Widgetized Section

Go to Admin » Appearance » Widgets » and move Gabfire Widget: Social into that MastheadOverlay zone

Eastern Bypass by the back door?

Story posted on

LOCAL resident, Phil Chipper, has responded to Wiltshire Council saying a Melksham bypass is still in the pipeline, as reported in Melksham News.

He says, “I saw the latest pronouncement from Bridget Wayman [Wiltshire Council] in the Melksham News, on how the infamous Melksham Eastern bypass was “still in the pipeline”.   

“Firstly, Wiltshire Council is still broke and the £2million identified to complete the business case is only partially funded by central government, so it seems like profligacy by WC to spend their contribution on a document to promote a scheme they can’t afford anytime soon.  

“Why can’t they afford it? It’s because they are broke and any agreement reached with central government for funding the bypass is subject to a 15% ‘local contribution’, i.e. provided by WC.  If the scheme say cost £200m as, despite earlier estimates of @ £135m, WC have recently upwardly revised that to £180m, and it can only get more expensive.  Therefore a reasonably formula is: £200m * 15% = £30m, for WC to find, from already empty coffers.  So if they pushed ahead with this vanity folly project, they will have to make cuts in services to subsidise their ambitions for the A350 corridor of housing, and Trowbridge’s elevation to premier North Wiltshire Settlement.   Yet another nail in the Campus’ coffin.  It must getting hard to find room for them now. 

 “However in the context of Mrs Wayman’s statement, one interesting thing is currently occurring in Melksham.  Remember the various bypass routes, including the discarded ‘B’ option?   Well looking at the work currently happening on Snowberry Lane and Spa Road, it looks like route ‘B’ might not be actually off the table.   Looking at application 18/04644/REM, which covers the new build south of Snowberry Lane, there is unmistakeably a road that will replace the current Snowberry Lane route, from the point (heading down from the A3102) where it turns sharp right, to where a new roundabout layout is being constructed between the current Snowberry Lane roundabout, and the Devizes road one.   It was described by Jon Hubbard during the 2018 planning process as; “the relief road”.   Generally the term ‘relief road’ is synonymous with ‘bypass’.    It can be best appreciated by following this link:   

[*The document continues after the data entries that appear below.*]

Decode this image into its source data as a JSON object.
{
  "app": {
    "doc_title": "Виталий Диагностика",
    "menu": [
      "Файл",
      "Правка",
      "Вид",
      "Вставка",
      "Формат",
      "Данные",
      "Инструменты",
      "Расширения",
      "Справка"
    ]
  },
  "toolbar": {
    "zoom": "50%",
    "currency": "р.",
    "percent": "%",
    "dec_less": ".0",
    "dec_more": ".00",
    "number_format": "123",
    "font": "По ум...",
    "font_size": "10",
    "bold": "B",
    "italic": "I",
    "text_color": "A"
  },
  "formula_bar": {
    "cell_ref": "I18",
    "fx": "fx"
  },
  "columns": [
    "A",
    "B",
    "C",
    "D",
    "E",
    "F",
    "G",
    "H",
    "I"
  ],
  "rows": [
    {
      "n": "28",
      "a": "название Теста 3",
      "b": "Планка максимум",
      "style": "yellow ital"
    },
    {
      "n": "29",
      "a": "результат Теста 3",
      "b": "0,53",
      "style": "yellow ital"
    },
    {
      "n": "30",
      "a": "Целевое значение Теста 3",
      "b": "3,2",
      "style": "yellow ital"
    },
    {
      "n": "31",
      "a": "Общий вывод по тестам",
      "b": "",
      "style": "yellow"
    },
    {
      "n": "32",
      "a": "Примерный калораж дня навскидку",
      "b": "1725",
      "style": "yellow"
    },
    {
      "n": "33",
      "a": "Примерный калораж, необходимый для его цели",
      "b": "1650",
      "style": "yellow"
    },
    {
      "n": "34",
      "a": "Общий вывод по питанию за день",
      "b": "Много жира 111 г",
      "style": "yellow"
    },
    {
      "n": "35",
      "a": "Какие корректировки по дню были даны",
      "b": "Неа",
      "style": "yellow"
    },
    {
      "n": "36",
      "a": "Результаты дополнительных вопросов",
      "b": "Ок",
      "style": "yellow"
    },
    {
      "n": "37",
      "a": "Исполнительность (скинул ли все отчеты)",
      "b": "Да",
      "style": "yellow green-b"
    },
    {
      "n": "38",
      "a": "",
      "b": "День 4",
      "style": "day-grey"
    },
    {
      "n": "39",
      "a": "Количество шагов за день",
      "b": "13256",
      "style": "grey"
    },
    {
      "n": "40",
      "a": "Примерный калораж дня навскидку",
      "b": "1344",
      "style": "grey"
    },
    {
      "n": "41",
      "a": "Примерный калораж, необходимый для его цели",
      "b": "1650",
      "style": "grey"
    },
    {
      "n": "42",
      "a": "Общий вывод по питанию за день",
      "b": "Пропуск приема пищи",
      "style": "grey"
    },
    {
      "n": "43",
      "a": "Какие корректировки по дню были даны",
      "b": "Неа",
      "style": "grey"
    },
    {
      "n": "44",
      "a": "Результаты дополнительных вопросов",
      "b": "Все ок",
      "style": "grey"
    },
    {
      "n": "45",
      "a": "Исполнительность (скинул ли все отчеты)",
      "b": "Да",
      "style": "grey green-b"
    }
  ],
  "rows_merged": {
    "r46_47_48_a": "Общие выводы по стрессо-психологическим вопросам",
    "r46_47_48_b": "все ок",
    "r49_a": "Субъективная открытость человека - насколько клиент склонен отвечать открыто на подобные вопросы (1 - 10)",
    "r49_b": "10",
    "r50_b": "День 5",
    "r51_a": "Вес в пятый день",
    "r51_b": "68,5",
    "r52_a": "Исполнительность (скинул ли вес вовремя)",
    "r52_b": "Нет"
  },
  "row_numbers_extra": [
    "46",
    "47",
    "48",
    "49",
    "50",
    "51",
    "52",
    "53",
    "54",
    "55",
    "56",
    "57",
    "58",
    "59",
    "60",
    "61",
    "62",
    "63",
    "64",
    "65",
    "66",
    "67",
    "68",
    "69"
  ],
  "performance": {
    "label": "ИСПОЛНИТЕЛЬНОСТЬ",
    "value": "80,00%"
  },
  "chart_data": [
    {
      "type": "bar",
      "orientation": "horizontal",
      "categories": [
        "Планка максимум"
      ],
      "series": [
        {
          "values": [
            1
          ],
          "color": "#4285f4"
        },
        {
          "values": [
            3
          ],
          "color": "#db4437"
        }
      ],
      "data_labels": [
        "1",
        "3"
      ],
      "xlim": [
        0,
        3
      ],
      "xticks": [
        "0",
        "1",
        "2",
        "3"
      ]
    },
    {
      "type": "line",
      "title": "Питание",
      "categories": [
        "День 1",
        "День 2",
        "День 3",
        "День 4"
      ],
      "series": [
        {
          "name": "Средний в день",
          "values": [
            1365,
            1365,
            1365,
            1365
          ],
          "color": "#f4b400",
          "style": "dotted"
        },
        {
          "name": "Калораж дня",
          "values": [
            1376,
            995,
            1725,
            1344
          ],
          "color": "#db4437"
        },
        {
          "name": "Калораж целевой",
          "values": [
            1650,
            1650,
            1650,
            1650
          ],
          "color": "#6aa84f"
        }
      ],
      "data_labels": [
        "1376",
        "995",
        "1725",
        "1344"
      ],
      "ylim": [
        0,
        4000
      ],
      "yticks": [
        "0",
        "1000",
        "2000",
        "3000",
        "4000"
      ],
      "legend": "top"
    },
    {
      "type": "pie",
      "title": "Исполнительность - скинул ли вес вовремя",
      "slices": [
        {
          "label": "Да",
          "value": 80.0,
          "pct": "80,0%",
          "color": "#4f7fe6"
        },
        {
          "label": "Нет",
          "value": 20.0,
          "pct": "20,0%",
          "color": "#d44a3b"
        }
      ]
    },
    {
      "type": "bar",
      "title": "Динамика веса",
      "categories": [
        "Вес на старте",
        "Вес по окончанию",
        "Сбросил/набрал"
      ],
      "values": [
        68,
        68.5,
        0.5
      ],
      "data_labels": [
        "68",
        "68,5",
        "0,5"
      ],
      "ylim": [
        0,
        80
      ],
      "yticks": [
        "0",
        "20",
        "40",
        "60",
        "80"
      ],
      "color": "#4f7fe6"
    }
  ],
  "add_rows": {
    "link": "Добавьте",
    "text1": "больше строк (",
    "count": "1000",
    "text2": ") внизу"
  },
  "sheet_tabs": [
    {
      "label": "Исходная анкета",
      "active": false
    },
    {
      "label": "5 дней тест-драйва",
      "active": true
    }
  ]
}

 “It means that if WC really wants to make a start on an Eastern bypass when this road is finished, they ‘only’ need to complete the link from A350 at Lacock and bring it across to the current roundabout where Snowberry Lane meets the A3102 Calne Road, and phase 1 is done.  

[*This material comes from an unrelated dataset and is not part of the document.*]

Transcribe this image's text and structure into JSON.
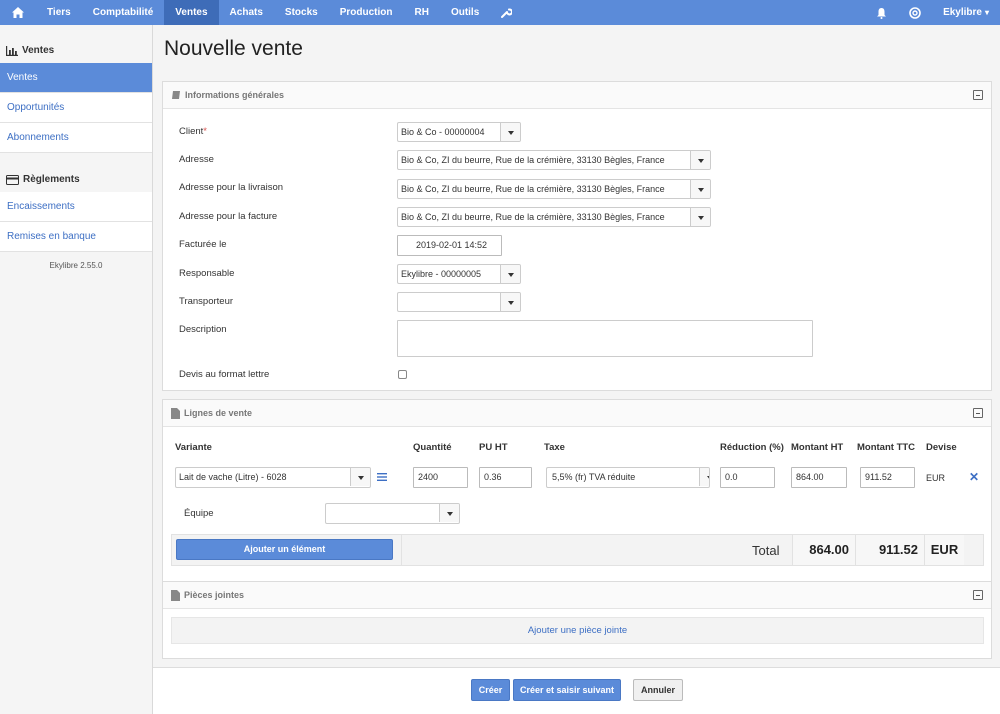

“This allows WC breathing room, in the way it did with the A350 Chippenham bypass, which was built in sections, to mobilise for a final push from some point on this first phase, across and behind Bowerhill to join the A350 once again.   This full route being the goal of WC, as it provides the dual benefits of being the most direct uninterrupted route to/from Trowbridge past Melksham to Chippenham and the M4, and opens up swathes more land to satisfy its insatiable push for the expansion of housing, with no supporting social etc facilities, in the north of the county. 

 “I question what are the quantifiable benefits from the saving of the average 4 minutes (comparing rush hour to the most quiet time) which is the net difference in journey time across the Melksham to Lacock section of the A350, that WC identified in a study it commissioned on the usage of the A350 as part of its Eastern bypass funding submission to the DfT.  

“Even allowing for the fact that an average means longer differences can be experienced, it also means shorter ones can be too.  Therefore considering the cost overall, and specifically for a council already being bailed out by central government just to fulfil its mandatory commitments, continuing to promote a scheme in order to save an average 4 minutes of journey time, and requiring the wholesale destruction of vast swathes of countryside, doesn’t seem to provide any realistic cost/benefit justifications, certainly not for Melksham.  

“The expectation that electric cars would somehow offset the increase in noise/air pollution from an expansion in traffic that an Eastern bypass will generate as part of WC’s A350 corridor plan, is just another WC fantasy, i.e. hands up who is planning on rushing out to replace their existing car with a vastly more expensive electric one?    Add to this, WC’s supposed promise to be carbon neutral by 2030, and I can see nothing to restore any faith in Mrs Wayman’s ability to provide any statement that is at all well founded in reality.”

One Response to Eastern Bypass by the back door?

  1. Renovations

    September 2, 2020 at 8:10 pm

    Keep sharing your great works. Always fascinated with these kind of content. I enjoy reading the all your articles.

Leave a Reply

Your email address will not be published. Required fields are marked *